charge of driving on a revoked or suspended license. He was
held in custody until April 17, 2017. Nagy was arrested on
January 11, 2017, for driving on a revoked or suspended
license and released on February 17, 2017.
allege that the City violated their constitutional rights
under the Fourth and Fourteenth Amendments by failing to
obtain properly sworn arrest warrants and/or affidavits of
complaint based upon a finding of probable cause prior to
arresting and detaining them, and that the municipality had
an ongoing practice, policy, or custom of doing so.
Plaintiffs further aver that the Defendant failed to properly
train its employees in the appropriate procedures to be
utilized in obtaining arrest warrants and/or affidavits of
complaint. In addition, the Plaintiffs allege conspiracy
among City employees to deprive them of their constitutional
rights. The Plaintiffs seek compensatory and punitive
damages, as well as declaratory and injunctive relief.
1983 provides that
[e]very person who, under color of any statute, ordinance,
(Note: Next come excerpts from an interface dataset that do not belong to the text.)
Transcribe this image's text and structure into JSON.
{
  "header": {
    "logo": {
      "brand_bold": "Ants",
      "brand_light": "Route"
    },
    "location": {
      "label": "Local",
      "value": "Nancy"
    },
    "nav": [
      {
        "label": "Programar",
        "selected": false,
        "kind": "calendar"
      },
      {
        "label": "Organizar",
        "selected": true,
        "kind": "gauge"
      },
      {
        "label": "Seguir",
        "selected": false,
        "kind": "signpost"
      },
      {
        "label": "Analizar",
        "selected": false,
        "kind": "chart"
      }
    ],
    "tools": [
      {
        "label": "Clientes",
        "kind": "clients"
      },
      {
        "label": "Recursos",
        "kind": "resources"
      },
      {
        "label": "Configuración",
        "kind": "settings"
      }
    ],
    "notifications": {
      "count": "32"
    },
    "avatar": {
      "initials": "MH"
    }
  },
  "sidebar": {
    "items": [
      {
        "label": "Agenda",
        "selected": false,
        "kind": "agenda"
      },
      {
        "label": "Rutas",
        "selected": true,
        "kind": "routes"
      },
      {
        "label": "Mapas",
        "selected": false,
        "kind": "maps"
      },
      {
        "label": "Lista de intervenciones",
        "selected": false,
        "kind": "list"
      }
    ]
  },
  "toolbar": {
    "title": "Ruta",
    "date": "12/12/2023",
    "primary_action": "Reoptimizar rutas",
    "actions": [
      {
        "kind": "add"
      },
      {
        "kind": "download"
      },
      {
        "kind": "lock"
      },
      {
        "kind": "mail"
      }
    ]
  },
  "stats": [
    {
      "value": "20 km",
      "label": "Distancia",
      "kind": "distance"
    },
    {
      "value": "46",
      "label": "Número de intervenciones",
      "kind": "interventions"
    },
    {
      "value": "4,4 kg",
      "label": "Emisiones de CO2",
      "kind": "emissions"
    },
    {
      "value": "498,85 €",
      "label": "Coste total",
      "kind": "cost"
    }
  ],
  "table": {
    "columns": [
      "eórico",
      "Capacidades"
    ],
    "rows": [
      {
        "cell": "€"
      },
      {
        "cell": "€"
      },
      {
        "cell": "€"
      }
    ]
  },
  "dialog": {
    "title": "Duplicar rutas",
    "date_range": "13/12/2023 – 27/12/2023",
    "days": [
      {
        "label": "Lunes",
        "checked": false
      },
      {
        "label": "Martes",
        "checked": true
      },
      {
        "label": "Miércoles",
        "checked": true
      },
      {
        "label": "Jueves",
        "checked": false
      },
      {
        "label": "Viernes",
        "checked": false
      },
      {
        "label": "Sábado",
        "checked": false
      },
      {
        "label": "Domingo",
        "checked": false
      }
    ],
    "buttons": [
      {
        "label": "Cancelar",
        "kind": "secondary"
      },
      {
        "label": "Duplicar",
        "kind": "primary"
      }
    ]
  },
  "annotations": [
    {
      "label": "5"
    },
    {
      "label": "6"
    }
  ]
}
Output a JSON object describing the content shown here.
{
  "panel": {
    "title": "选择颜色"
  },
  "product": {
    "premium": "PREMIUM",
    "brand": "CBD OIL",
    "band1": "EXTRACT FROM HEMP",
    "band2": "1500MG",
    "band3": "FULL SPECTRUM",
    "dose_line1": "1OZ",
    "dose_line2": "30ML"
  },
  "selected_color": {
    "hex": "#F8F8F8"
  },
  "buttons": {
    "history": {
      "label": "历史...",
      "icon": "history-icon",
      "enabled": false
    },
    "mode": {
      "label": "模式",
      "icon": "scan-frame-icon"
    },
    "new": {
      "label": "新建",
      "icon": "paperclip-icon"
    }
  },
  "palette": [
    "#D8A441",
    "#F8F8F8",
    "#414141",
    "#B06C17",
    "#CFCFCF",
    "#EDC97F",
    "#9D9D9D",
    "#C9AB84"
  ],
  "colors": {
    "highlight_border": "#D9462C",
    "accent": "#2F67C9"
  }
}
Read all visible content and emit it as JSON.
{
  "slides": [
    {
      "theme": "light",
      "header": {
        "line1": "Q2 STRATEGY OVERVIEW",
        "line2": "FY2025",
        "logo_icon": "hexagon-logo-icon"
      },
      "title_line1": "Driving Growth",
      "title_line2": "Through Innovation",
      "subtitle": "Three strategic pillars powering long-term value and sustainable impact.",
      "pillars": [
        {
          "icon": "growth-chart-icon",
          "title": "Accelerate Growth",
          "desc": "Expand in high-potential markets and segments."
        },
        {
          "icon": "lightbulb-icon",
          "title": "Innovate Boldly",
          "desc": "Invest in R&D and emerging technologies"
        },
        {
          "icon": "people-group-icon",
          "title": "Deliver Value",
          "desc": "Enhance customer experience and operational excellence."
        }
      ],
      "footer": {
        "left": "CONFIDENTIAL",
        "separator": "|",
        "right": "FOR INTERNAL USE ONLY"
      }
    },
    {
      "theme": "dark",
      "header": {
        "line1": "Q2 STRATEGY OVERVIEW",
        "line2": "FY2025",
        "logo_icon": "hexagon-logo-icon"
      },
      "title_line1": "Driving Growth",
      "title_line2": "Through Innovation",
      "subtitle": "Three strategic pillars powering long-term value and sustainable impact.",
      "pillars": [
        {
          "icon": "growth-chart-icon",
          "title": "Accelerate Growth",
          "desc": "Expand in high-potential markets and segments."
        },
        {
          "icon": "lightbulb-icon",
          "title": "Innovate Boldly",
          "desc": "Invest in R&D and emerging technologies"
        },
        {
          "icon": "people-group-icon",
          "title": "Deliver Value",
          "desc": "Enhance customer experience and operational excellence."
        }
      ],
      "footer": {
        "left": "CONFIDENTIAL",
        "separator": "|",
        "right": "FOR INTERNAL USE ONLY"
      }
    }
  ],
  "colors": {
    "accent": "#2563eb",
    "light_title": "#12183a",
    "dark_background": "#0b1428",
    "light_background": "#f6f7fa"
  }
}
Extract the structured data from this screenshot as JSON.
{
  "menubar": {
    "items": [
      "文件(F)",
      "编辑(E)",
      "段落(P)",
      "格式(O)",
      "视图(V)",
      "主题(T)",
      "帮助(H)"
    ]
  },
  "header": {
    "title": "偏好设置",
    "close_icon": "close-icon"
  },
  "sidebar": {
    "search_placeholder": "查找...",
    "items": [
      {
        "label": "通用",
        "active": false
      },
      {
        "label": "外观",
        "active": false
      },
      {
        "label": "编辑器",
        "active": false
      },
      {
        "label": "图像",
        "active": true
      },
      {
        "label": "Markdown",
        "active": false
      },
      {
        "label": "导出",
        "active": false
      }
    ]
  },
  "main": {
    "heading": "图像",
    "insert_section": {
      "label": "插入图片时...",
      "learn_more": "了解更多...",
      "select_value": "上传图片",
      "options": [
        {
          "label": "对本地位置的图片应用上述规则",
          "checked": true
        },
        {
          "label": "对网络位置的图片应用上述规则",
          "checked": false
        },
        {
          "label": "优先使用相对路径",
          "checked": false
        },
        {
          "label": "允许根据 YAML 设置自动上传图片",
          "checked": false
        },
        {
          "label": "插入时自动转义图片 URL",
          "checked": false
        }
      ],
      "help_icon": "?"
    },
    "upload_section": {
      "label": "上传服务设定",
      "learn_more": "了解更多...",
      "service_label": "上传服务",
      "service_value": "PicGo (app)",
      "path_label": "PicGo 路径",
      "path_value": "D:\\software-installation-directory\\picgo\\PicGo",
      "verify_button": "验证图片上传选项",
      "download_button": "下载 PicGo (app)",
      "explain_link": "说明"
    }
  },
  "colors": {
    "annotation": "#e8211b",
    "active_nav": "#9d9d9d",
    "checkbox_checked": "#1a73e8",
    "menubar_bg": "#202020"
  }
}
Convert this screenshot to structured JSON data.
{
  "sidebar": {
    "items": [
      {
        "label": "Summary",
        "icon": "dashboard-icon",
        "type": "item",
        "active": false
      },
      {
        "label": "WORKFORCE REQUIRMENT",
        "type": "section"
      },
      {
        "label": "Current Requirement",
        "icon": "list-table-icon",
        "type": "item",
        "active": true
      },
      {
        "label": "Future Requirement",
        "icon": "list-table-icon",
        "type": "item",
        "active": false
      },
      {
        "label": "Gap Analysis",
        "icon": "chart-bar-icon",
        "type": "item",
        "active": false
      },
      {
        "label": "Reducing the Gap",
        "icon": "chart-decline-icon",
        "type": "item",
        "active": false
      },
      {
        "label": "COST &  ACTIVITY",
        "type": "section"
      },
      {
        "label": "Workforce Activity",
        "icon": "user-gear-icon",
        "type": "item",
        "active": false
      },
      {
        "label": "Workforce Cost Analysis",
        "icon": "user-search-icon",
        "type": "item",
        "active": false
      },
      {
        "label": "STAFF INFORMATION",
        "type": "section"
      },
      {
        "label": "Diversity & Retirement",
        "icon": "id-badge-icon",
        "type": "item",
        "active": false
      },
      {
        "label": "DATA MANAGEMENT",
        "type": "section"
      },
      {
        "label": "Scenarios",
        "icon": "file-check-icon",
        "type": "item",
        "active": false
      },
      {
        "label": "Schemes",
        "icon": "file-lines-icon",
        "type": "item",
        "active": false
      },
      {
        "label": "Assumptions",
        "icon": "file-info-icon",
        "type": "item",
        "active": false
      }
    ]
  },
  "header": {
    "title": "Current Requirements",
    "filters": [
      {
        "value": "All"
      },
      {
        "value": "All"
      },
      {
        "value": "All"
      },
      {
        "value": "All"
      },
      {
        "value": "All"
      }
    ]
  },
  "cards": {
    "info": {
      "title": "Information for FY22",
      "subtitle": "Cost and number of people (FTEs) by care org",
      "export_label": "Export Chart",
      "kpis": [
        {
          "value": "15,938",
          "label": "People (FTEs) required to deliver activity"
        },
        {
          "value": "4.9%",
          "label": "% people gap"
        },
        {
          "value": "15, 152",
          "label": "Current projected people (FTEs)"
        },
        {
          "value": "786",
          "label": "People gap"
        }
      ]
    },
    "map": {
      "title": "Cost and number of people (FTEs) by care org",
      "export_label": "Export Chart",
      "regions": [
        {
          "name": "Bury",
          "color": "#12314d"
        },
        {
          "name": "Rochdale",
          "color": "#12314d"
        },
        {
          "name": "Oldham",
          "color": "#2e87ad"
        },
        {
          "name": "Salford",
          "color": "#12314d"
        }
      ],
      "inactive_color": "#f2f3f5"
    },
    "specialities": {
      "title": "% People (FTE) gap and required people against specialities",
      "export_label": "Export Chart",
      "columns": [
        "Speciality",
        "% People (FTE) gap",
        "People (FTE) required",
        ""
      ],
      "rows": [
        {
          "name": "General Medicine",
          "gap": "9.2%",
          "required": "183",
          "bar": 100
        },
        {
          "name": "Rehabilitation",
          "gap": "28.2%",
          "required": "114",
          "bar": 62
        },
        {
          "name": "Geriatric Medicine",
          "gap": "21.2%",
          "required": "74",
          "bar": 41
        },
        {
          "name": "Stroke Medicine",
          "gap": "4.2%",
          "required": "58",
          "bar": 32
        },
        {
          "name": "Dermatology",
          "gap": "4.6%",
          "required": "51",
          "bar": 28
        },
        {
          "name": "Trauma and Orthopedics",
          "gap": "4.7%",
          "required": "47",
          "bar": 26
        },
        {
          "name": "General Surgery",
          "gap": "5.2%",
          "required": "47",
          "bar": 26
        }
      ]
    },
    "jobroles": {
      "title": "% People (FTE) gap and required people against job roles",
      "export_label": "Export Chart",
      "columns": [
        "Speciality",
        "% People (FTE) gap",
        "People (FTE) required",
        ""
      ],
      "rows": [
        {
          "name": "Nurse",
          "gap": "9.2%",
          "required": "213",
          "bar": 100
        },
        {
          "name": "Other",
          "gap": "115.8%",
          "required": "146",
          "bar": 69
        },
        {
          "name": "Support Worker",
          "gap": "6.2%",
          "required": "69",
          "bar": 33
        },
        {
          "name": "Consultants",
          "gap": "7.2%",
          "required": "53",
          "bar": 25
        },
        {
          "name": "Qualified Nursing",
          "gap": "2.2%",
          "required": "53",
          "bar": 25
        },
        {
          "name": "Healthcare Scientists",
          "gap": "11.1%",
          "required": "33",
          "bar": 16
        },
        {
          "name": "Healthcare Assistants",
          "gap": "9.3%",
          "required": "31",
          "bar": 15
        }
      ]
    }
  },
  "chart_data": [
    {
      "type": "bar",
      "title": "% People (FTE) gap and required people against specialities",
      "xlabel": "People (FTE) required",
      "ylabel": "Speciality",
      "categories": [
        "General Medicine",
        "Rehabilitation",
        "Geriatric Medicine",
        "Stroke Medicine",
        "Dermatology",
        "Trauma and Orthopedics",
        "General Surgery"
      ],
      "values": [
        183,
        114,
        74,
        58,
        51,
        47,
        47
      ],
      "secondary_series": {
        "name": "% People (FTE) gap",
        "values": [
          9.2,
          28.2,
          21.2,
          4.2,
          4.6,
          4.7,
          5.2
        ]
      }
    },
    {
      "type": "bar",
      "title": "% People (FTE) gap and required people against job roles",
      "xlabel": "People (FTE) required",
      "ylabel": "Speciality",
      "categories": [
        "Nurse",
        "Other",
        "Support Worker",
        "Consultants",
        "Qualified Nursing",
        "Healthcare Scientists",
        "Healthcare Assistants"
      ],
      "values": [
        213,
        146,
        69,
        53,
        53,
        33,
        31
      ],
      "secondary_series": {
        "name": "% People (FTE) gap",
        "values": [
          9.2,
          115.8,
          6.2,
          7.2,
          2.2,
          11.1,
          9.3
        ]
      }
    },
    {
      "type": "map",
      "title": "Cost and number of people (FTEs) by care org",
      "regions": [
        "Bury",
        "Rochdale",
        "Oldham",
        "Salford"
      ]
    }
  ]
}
regulation, custom, or usage, of any State or Territory or
the District of Columbia, subjects, or causes to be
subjected, any citizen of the United States or other person
within the jurisdiction thereof to the deprivation of any
rights, privileges, or immunities secured by the Constitution
and laws, shall be liable to the party injured in an action
at law, suit in equity, or other proper proceeding for
redress . . . .
42 U.S.C. § 1983. To state a claim under the statute, a
plaintiff must allege two elements: (1) “the defendant
acted under color of state law” and (2) “the
defendant's conduct deprived the plaintiff of rights
secured under federal law.” King v. United
States, 917 F.3d 409, 432 (6th Cir. 2019), reh'g
en banc denied (May 28, 2019).
may be held liable under § 1983 for constitutional
violations committed by their employees if the violations
result from municipal practices or policies.” Baker
v. City of Trenton, 936 F.3d 523, 535 (6th Cir. 2019)
(citing Monell v. Dep't of Soc. Servs., 436 U.S.
658, 690 (1978)). “Along with identifying the conduct
properly attributable to the municipality, a plaintiff must
also demonstrate that, through its deliberate conduct, the
municipality was the moving force behind the injury
alleged.” Rayfield v. City of Grand Rapids,